(EMP Pop Conference Producer for Clive Davis Institute). Jason King is the Artistic Director of The Clive Davis Institute of Recorded Music, an innovative leadership institute for aspiring young music entrepreneurs at Tisch School of the Arts, NYU - and its founding faculty member. He has been a pop music critic for magazines like Vibe and Blender as well as a producer and manager. He is the author of The Michael Jackson Treasures and Blue Magic (forthcoming from Duke University Press).

 

Abstract:

"Berlin Outernational: The Weird/Wonderful Travels of George Kranz's 1983 'Din Daa Daa'"

In the summer of 1983, Berlin-based drummer and theatrical performer George Kranz released "Trommeltanz" on Pool Records. Better known outside Germany by its anthemic hook "Din Da Da," the dancefloor stomper ultimately climbed to #1 on the 1984 Hot Dance Music/Club Play chart. In a decade full of oddball hits, "Din Daa Daa" stands out as really odd: there's the nonsensical lyric, Kranz's campy blurted-out 'beatboxing', the boogiefied walking bassline, the glossy synth stabs. While other pop music curios of the 80s have mercifully fallen into cultural obscurity, "Din Daa Daa" refuses to leave the party. The 28 year old synthpop hit has, over the years, become a garage/house DJ mainstay, a post-Madonna voguing anthem as reimainged by Kevin Aviance, and an essential part of the DNA of tracks by artists as diverse as MARRS, Kirk Franklin, Ying Yang Twins, the Roots, FloRida, Pitbull, and Friendly Fires.

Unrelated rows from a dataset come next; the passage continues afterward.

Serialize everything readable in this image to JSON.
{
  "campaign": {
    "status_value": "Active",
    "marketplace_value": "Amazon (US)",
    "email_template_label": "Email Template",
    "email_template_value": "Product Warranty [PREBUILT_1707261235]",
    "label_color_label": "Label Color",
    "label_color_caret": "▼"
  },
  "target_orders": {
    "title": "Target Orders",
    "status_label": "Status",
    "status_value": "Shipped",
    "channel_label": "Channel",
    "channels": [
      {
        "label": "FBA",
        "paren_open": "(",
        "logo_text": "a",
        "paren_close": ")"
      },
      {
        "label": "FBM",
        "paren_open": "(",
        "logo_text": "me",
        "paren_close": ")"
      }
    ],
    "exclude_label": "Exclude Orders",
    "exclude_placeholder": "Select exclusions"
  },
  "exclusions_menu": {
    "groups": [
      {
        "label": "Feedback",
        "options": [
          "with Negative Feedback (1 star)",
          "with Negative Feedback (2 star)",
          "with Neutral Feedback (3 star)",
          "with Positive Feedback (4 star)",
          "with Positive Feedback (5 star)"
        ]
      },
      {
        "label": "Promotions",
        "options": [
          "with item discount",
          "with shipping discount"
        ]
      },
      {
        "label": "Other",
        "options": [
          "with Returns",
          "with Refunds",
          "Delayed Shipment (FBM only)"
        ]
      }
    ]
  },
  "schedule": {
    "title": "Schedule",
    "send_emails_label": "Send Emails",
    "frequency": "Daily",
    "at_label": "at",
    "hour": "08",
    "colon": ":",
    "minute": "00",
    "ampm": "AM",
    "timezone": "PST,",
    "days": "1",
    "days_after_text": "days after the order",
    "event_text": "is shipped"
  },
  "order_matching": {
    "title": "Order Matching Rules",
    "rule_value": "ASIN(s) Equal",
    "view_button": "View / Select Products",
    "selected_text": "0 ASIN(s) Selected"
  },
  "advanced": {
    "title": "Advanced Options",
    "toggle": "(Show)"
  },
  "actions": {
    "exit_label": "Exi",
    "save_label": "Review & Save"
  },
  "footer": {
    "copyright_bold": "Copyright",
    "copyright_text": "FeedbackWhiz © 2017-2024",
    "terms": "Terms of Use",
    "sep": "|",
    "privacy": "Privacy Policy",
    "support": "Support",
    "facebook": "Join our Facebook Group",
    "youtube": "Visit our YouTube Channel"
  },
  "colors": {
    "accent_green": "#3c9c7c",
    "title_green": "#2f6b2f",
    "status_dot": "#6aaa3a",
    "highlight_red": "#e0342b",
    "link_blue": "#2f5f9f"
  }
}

In this talk, I'll track/explain 'Din Daa Daa' as 80s 'cosmo-kitsch', a kind of mutating and recombinant pop music object in perpetual transit. I'd like to think that "Din Daa Daa" remains a priceless example of the complex relationship between German synthpop (not just Kranz but Kraftwerk, Moroder, Alphaville, Asha Puthli, etc.) and black soul/funk/disco that was, at that particular moment the 70s and 80s, just on the verge of remodeling itself into electronic styles like house, hip-hop and digifunk. These days, we're once again seeing complicity between between global digifunk styles (electronic r&b, hip-hop, reggaeton, baile, etc.) and German house/dance music….and that complicity is happening in tandem with the increasing emigration of the financially- and spiritually-squeezed American creative class into hip 21st century Berlin.